FIFA general secretary Jerome Valcke has announced that the 2022 World Cup will not be played in the summer months of June and July, confessing to Radio France that the tournament will almost certainly take place in the winter.
Sky Sports tweeted the news:
FIFA secretary general Jerome Valcke: 2022 World Cup in Qatar will not be held in June & July #SSN— Sky Sports News (@SkySportsNews) January 8, 2014
Valcke: I think it will be held between November 15 and January 15 at the latest - more on this breaking story on #SSN— Sky Sports News (@SkySportsNews) January 8, 2014
However, FIFA vice president Jim Boyce has quickly denied the news in a confusing U-turn that only brings embarrassment to the governing body:
FIFA vice president Jim Boyce shocked by Valcke statement as decision yet to be made by FIFA executive committee #SSN— Sky Sports News (@SkySportsNews) January 8, 2014
Boyce: As it stands it remains in the summer with no decision expected until end of 2014 or March 2015 #SSN— Sky Sports News (@SkySportsNews) January 8, 2014
The immense summer heat in Qatar, the tournament's host nation, appears to have prompted the change nearly a decade before the event.
Summer temperatures in Qatar can rise above 120 degrees on a regular basis, according to Sky News, causing potential health issues for both the players and those attending the international showcase. The report states temperatures are more manageable (around 75 degrees) in winter.
Valcke confirmed these concerns during an interview with Radio France. BBC Sport provides his full quotes:
The dates for the World Cup (in Qatar) will not be June-July.
If you play between 15 November and the end of December that's the time when the weather conditions are best, when you can play in temperatures equivalent to a warm spring season in Europe, averaging 25 degrees. That would be perfect for playing football.
What do you think of the decision?
The decision would cause a midseason disruption for many domestic leagues around the globe, including the popular European leagues. All clubs would need to take a month off in order to fit the World Cup into an already busy schedule.
One person to raise concerns about the situation was Premier League chief executive Richard Scudamore.
He spoke out to Sky Sports about the executive committee altering the international calendar, especially since they should have understood the temperature issues.

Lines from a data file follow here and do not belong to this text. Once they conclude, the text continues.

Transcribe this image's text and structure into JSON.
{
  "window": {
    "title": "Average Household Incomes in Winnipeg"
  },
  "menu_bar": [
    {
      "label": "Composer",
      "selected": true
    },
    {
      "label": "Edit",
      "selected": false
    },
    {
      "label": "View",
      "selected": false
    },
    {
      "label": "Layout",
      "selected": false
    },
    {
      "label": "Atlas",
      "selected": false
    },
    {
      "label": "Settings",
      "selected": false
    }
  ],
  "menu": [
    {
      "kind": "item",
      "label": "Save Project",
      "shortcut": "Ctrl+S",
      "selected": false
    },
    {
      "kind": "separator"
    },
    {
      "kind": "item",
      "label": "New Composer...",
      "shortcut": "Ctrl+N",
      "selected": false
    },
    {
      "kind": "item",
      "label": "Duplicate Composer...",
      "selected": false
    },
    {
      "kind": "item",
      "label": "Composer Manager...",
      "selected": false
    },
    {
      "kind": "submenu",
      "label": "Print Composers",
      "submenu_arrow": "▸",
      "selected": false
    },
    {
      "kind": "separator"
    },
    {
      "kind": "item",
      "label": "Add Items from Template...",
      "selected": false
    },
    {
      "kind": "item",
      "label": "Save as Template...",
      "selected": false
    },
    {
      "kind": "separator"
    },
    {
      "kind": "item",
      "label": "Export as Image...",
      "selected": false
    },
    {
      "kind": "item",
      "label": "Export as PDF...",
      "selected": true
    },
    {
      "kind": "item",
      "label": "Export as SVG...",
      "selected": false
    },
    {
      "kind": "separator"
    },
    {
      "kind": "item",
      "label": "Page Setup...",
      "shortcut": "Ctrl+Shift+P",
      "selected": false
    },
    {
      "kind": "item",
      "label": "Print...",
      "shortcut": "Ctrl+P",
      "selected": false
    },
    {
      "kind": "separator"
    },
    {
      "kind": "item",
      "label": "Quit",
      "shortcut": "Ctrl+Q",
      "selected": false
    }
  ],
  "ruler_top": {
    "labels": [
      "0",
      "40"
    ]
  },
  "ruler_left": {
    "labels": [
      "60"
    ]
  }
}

Of course (moving to winter is) extremely difficult, nigh on impossible in our view.
Where they award the summer World Cup to is entirely the FIFA executive committee's decision, entirely their decision, not our business.
The international football calendar is one that has to be consulted through; it is not something FIFA can just decide because the whole of world football has an interest in that.
The 2022 World Cup is scheduled to become the first one held in the Middle East. Qatar beat the United States in the final round of voting to earn the opportunity to host the tournament, which is a massive international event.
Obviously, after making that initial decision, the FIFA executive committee backed itself into a no-win situation leading up to the latest call.
The board was either going to infuriate those who believed playing in the brutal summer heat would disrupt the event for both players and fans or enrage league executives like Scudamore, who will have to plan an entire campaign around the change.
Ben Smith of BBC Sport suggests the decision not to play the World Cup during the summer shouldn't come as a major surprise, as Sepp Blatter previously confirmed that:
Sepp Blatter has previously said the 2022 World Cup will be held in November-December.— Ben Smith (@BenSmithBBC) January 8, 2014
Since players already deal with a jam-packed schedule between club and international duty, plenty of disruptions can be expected during the season.
The executive committee had to make a decision, knowing backlash was likely regardless of the choice it made. FIFA probably hopes the near decade between its vote and the actual tournament allows the concerns to fade.
Only time will tell if that's the case.